BEIJING, Sept. 28 (Xinhua) -- The State Internet Information Office (SIIO) on Saturday denied that the recent crackdown on online rumor mongers is meant to rein in public opinion.
The online rumor crackdown will help protect the legal right to freedom of speech, said an unidentified official with the office in response to public concern following detainment of several Internet users over allegation of rumor spreading.
Several people, including some well-known Internet personalities, were detained for spreading or fabricating rumors on the Internet in a war waged by the SIIO aimed at maintaining an orderly online environment.
It is misleading to say "Xue Manzi" was arrested for his outspoken online speech, said the official, referring to the detainment of Chinese-American investor Xue Biqun.
"Xue was arrested for alleged group sex with prostitutes and other illegal acts, but it has nothing to do with his identity as an online celebrity," the official added.
China unveiled new rules to create judicial boundaries for criminal online speech or conduct early this month.
According to a judicial interpretation issued by China's top court and procuratorate, individuals will face defamation charges if the online rumors they create are viewed by at least 5,000 Internet users or retweeted 500 or more times.
"It should be differentiated between people who fabricate or spread rumors on purpose and those who do so unintentionally," the official said.

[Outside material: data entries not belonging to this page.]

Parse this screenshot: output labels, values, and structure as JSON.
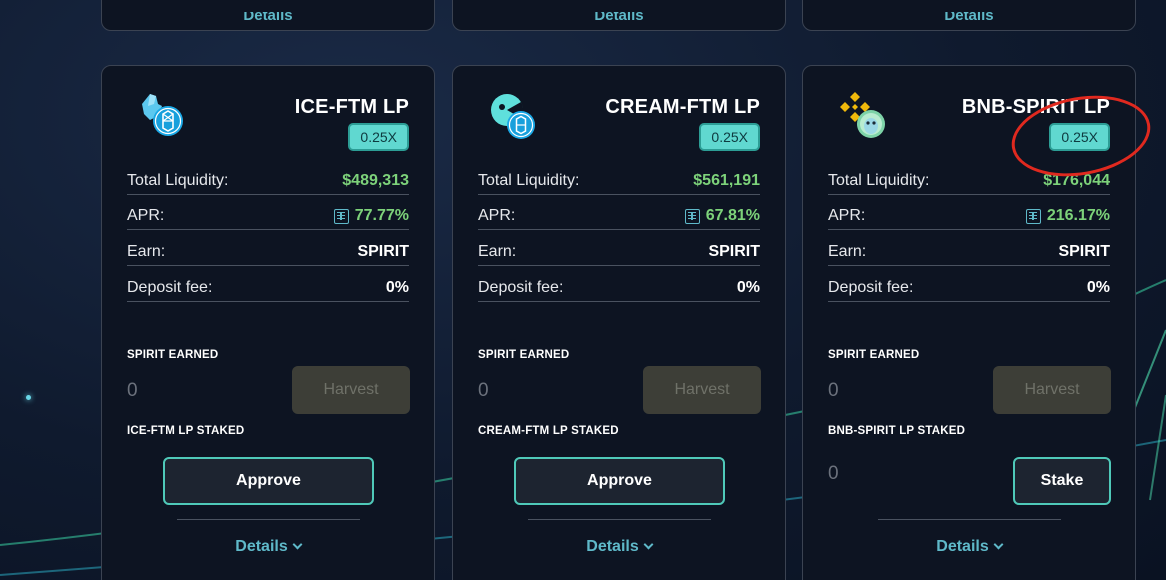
{
  "top_cards": [
    {
      "details_label": "Details"
    },
    {
      "details_label": "Details"
    },
    {
      "details_label": "Details"
    }
  ],
  "farms": [
    {
      "pair_name": "ICE-FTM LP",
      "multiplier": "0.25X",
      "logo_icon": "ice-ftm-token-pair-icon",
      "total_liquidity_label": "Total Liquidity:",
      "total_liquidity": "$489,313",
      "apr_label": "APR:",
      "apr": "77.77%",
      "earn_label": "Earn:",
      "earn": "SPIRIT",
      "deposit_fee_label": "Deposit fee:",
      "deposit_fee": "0%",
      "earned_label": "SPIRIT EARNED",
      "earned_value": "0",
      "harvest_label": "Harvest",
      "staked_label": "ICE-FTM LP STAKED",
      "action_label": "Approve",
      "details_label": "Details"
    },
    {
      "pair_name": "CREAM-FTM LP",
      "multiplier": "0.25X",
      "logo_icon": "cream-ftm-token-pair-icon",
      "total_liquidity_label": "Total Liquidity:",
      "total_liquidity": "$561,191",
      "apr_label": "APR:",
      "apr": "67.81%",
      "earn_label": "Earn:",
      "earn": "SPIRIT",
      "deposit_fee_label": "Deposit fee:",
      "deposit_fee": "0%",
      "earned_label": "SPIRIT EARNED",
      "earned_value": "0",
      "harvest_label": "Harvest",
      "staked_label": "CREAM-FTM LP STAKED",
      "action_label": "Approve",
      "details_label": "Details"
    },
    {
      "pair_name": "BNB-SPIRIT LP",
      "multiplier": "0.25X",
      "logo_icon": "bnb-spirit-token-pair-icon",
      "total_liquidity_label": "Total Liquidity:",
      "total_liquidity": "$176,044",
      "apr_label": "APR:",
      "apr": "216.17%",
      "earn_label": "Earn:",
      "earn": "SPIRIT",
      "deposit_fee_label": "Deposit fee:",
      "deposit_fee": "0%",
      "earned_label": "SPIRIT EARNED",
      "earned_value": "0",
      "harvest_label": "Harvest",
      "staked_label": "BNB-SPIRIT LP STAKED",
      "staked_value": "0",
      "action_label": "Stake",
      "details_label": "Details"
    }
  ],
  "colors": {
    "accent_teal": "#5fb9c9",
    "positive_green": "#7dd27a",
    "multiplier_badge": "#60d8d0",
    "annotation_red": "#e0291f"
  }
}
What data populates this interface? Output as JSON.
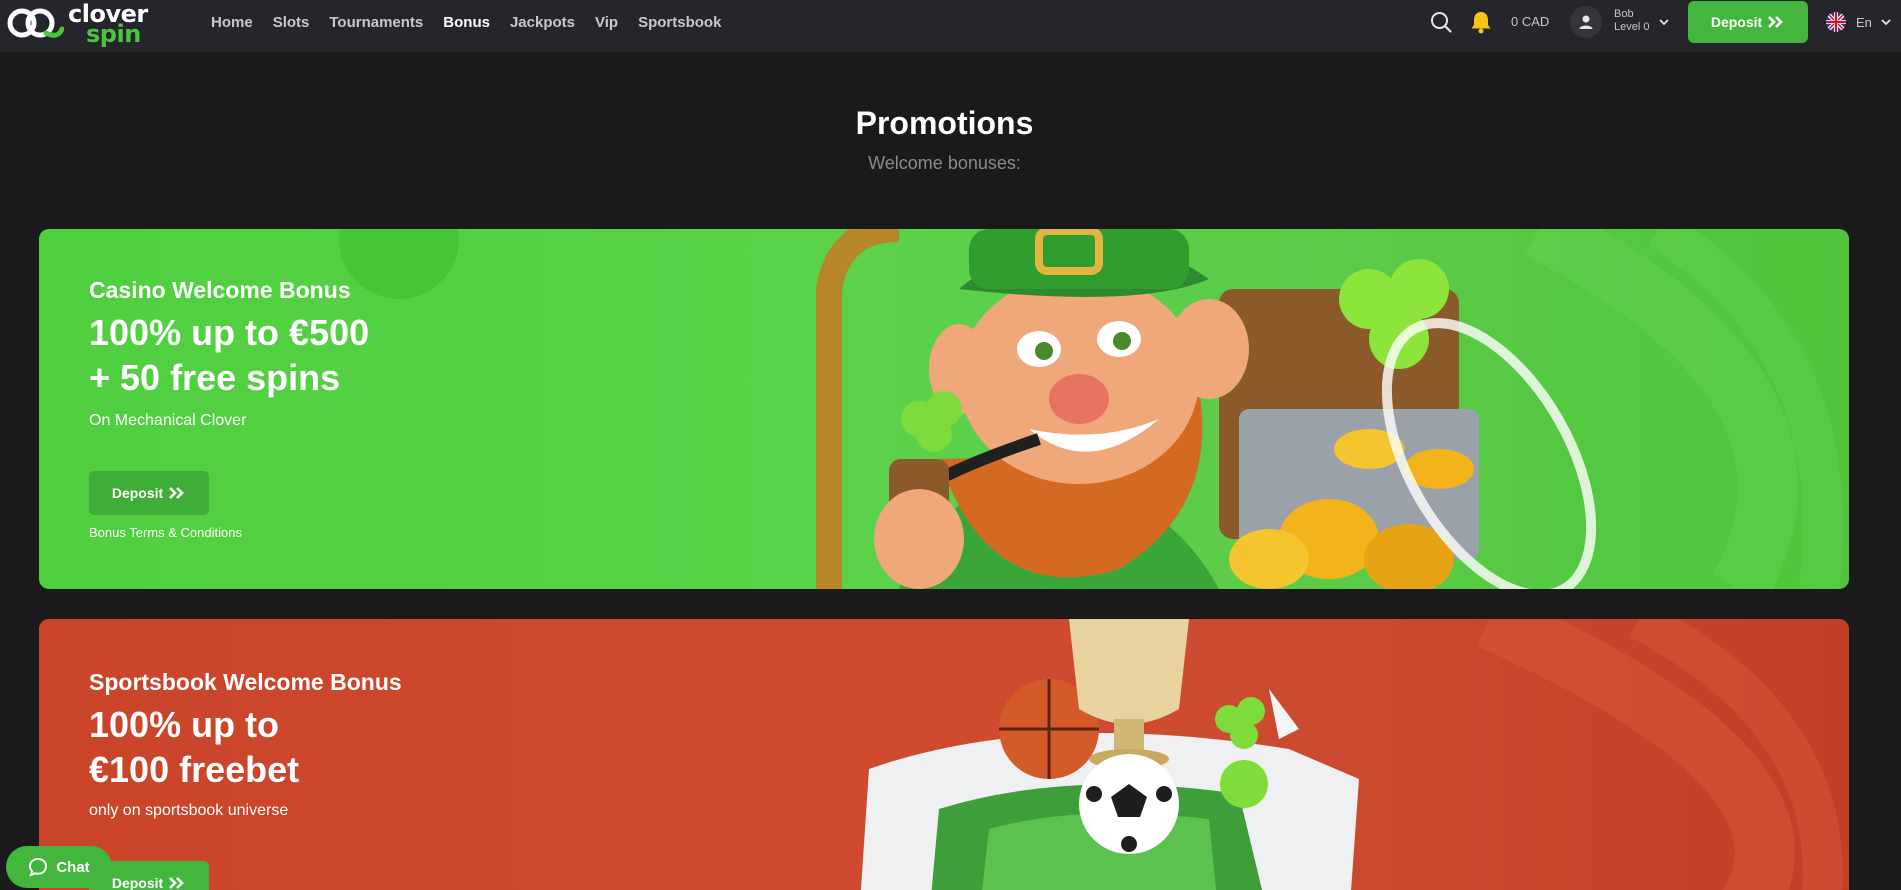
{
  "brand": {
    "line1": "clover",
    "line2": "spin",
    "accent": "#4cc43e"
  },
  "nav": {
    "items": [
      {
        "label": "Home"
      },
      {
        "label": "Slots"
      },
      {
        "label": "Tournaments"
      },
      {
        "label": "Bonus",
        "active": true
      },
      {
        "label": "Jackpots"
      },
      {
        "label": "Vip"
      },
      {
        "label": "Sportsbook"
      }
    ]
  },
  "header": {
    "balance": "0 CAD",
    "user_name": "Bob",
    "user_level": "Level 0",
    "deposit_label": "Deposit",
    "language": "En",
    "icons": [
      "search-icon",
      "bell-icon",
      "user-icon",
      "chevron-down-icon",
      "uk-flag-icon"
    ]
  },
  "page": {
    "title": "Promotions",
    "subtitle": "Welcome bonuses:"
  },
  "promos": [
    {
      "subtitle": "Casino Welcome Bonus",
      "headline_1": "100% up to €500",
      "headline_2": "+ 50 free spins",
      "note": "On Mechanical Clover",
      "deposit_label": "Deposit",
      "terms_label": "Bonus Terms & Conditions",
      "color": "#5ccf49"
    },
    {
      "subtitle": "Sportsbook Welcome Bonus",
      "headline_1": "100% up to",
      "headline_2": "€100 freebet",
      "note": "only on sportsbook universe",
      "deposit_label": "Deposit",
      "color": "#cc472d"
    }
  ],
  "chat": {
    "label": "Chat"
  }
}
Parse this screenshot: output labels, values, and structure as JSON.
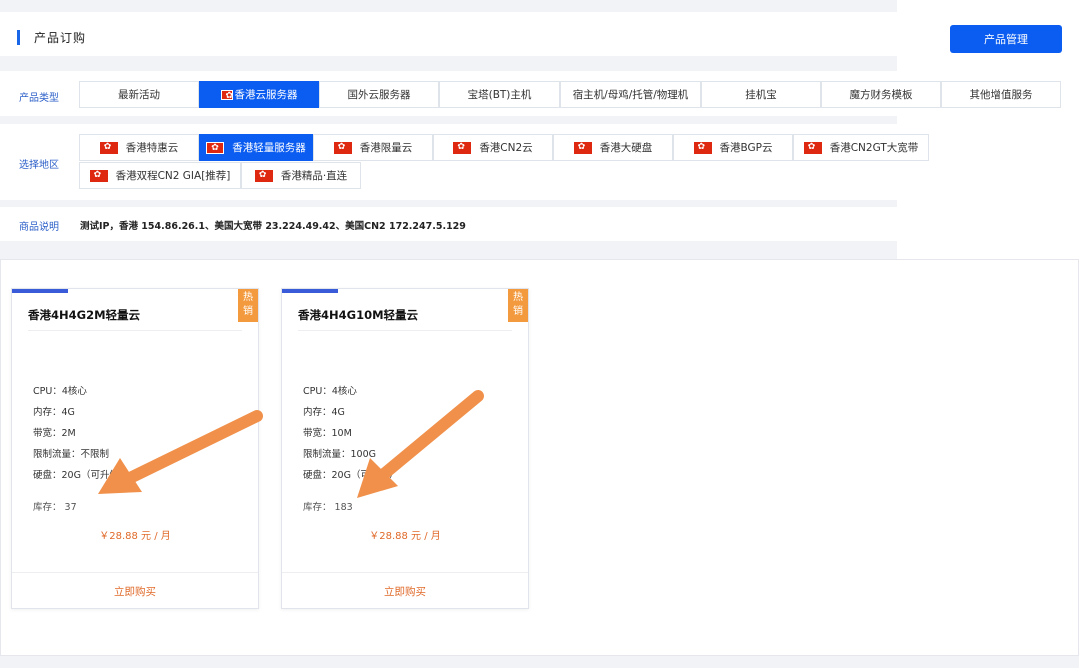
{
  "header": {
    "title": "产品订购",
    "manage_button": "产品管理"
  },
  "filters": {
    "type_label": "产品类型",
    "type_tabs": [
      "最新活动",
      "香港云服务器",
      "国外云服务器",
      "宝塔(BT)主机",
      "宿主机/母鸡/托管/物理机",
      "挂机宝",
      "魔方财务模板",
      "其他增值服务"
    ],
    "region_label": "选择地区",
    "region_tabs": [
      "香港特惠云",
      "香港轻量服务器",
      "香港限量云",
      "香港CN2云",
      "香港大硬盘",
      "香港BGP云",
      "香港CN2GT大宽带",
      "香港双程CN2 GIA[推荐]",
      "香港精品·直连"
    ],
    "desc_label": "商品说明",
    "desc_text": "测试IP，香港 154.86.26.1、美国大宽带 23.224.49.42、美国CN2 172.247.5.129"
  },
  "products": [
    {
      "badge": "热\n销",
      "name": "香港4H4G2M轻量云",
      "specs": [
        "CPU：4核心",
        "内存：4G",
        "带宽：2M",
        "限制流量：不限制",
        "硬盘：20G（可升级）"
      ],
      "stock": "库存：  37",
      "price": "￥28.88 元 / 月",
      "buy": "立即购买"
    },
    {
      "badge": "热\n销",
      "name": "香港4H4G10M轻量云",
      "specs": [
        "CPU：4核心",
        "内存：4G",
        "带宽：10M",
        "限制流量：100G",
        "硬盘：20G（可升级）"
      ],
      "stock": "库存：  183",
      "price": "￥28.88 元 / 月",
      "buy": "立即购买"
    }
  ],
  "colors": {
    "accent": "#0b5cf0",
    "price": "#e06a2a",
    "hot_badge": "#f39a3e",
    "arrow": "#f0904a"
  }
}
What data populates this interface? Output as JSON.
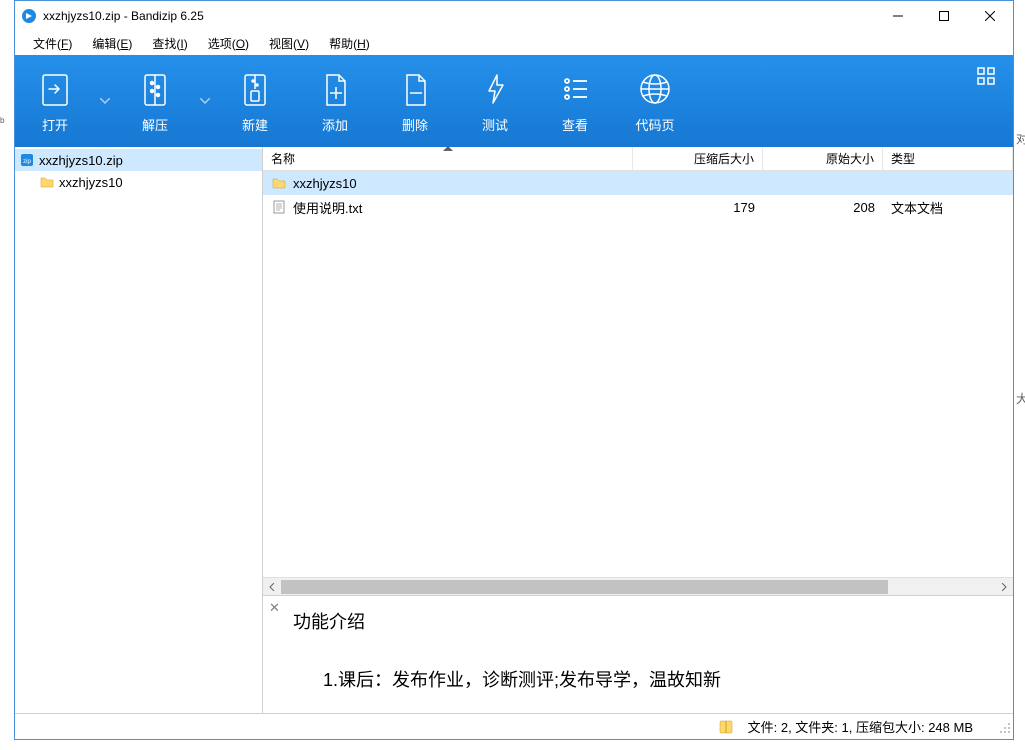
{
  "window": {
    "title": "xxzhjyzs10.zip - Bandizip 6.25"
  },
  "menu": {
    "file": "文件(<u>F</u>)",
    "edit": "编辑(<u>E</u>)",
    "find": "查找(<u>I</u>)",
    "options": "选项(<u>O</u>)",
    "view": "视图(<u>V</u>)",
    "help": "帮助(<u>H</u>)"
  },
  "toolbar": {
    "open": "打开",
    "extract": "解压",
    "new": "新建",
    "add": "添加",
    "delete": "删除",
    "test": "测试",
    "view": "查看",
    "codepage": "代码页"
  },
  "tree": {
    "root": "xxzhjyzs10.zip",
    "child": "xxzhjyzs10"
  },
  "columns": {
    "name": "名称",
    "compressed": "压缩后大小",
    "original": "原始大小",
    "type": "类型"
  },
  "rows": [
    {
      "name": "xxzhjyzs10",
      "compressed": "",
      "original": "",
      "type": "",
      "icon": "folder",
      "selected": true
    },
    {
      "name": "使用说明.txt",
      "compressed": "179",
      "original": "208",
      "type": "文本文档",
      "icon": "txt",
      "selected": false
    }
  ],
  "preview": {
    "title": "功能介绍",
    "line": "1.课后：发布作业，诊断测评;发布导学，温故知新"
  },
  "status": {
    "text": "文件: 2, 文件夹: 1, 压缩包大小: 248 MB"
  }
}
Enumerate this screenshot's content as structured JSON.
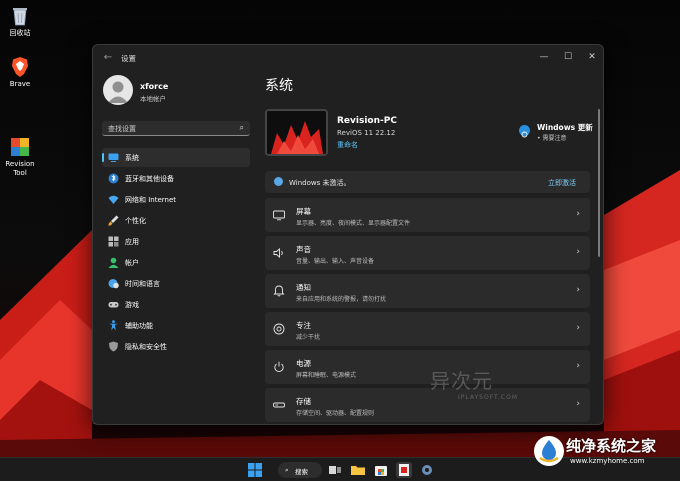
{
  "desktop": {
    "icons": [
      {
        "label": "回收站"
      },
      {
        "label": "Brave"
      },
      {
        "label": "Revision\nTool"
      }
    ]
  },
  "window": {
    "title": "设置",
    "back_glyph": "←",
    "minimize_glyph": "—",
    "maximize_glyph": "☐",
    "close_glyph": "✕"
  },
  "profile": {
    "name": "xforce",
    "account_type": "本地帐户"
  },
  "search": {
    "placeholder": "查找设置",
    "icon_glyph": "⌕"
  },
  "sidebar": {
    "items": [
      {
        "label": "系统",
        "icon": "monitor-icon",
        "active": true
      },
      {
        "label": "蓝牙和其他设备",
        "icon": "bluetooth-icon"
      },
      {
        "label": "网络和 Internet",
        "icon": "wifi-icon"
      },
      {
        "label": "个性化",
        "icon": "brush-icon"
      },
      {
        "label": "应用",
        "icon": "apps-icon"
      },
      {
        "label": "帐户",
        "icon": "person-icon"
      },
      {
        "label": "时间和语言",
        "icon": "globe-clock-icon"
      },
      {
        "label": "游戏",
        "icon": "gamepad-icon"
      },
      {
        "label": "辅助功能",
        "icon": "accessibility-icon"
      },
      {
        "label": "隐私和安全性",
        "icon": "shield-icon"
      }
    ]
  },
  "main": {
    "title": "系统",
    "device": {
      "name": "Revision-PC",
      "os": "ReviOS 11 22.12",
      "rename_link": "重命名"
    },
    "windows_update": {
      "title": "Windows 更新",
      "status": "• 需要注意"
    },
    "activation": {
      "text": "Windows 未激活。",
      "action": "立即激活"
    },
    "rows": [
      {
        "title": "屏幕",
        "subtitle": "显示器、亮度、夜间模式、显示器配置文件",
        "icon": "display-icon"
      },
      {
        "title": "声音",
        "subtitle": "音量、输出、输入、声音设备",
        "icon": "speaker-icon"
      },
      {
        "title": "通知",
        "subtitle": "来自应用和系统的警报，请勿打扰",
        "icon": "bell-icon"
      },
      {
        "title": "专注",
        "subtitle": "减少干扰",
        "icon": "focus-icon"
      },
      {
        "title": "电源",
        "subtitle": "屏幕和睡眠、电源模式",
        "icon": "power-icon"
      },
      {
        "title": "存储",
        "subtitle": "存储空间、驱动器、配置规则",
        "icon": "storage-icon"
      }
    ],
    "chevron": "›"
  },
  "watermarks": {
    "iplaysoft_cn": "异次元",
    "iplaysoft_en": "IPLAYSOFT.COM",
    "site_cn": "纯净系统之家",
    "site_url": "www.kzmyhome.com"
  },
  "taskbar": {
    "search_label": "搜索",
    "search_glyph": "⌕"
  },
  "colors": {
    "accent": "#4cc2ff",
    "window_bg": "#202020",
    "card_bg": "#2b2b2b",
    "wallpaper_red": "#d8231e"
  }
}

Network service providers will also bear joint liability if they are found to have spotted online violations by their clients but fail to curb illegal activities, the official said.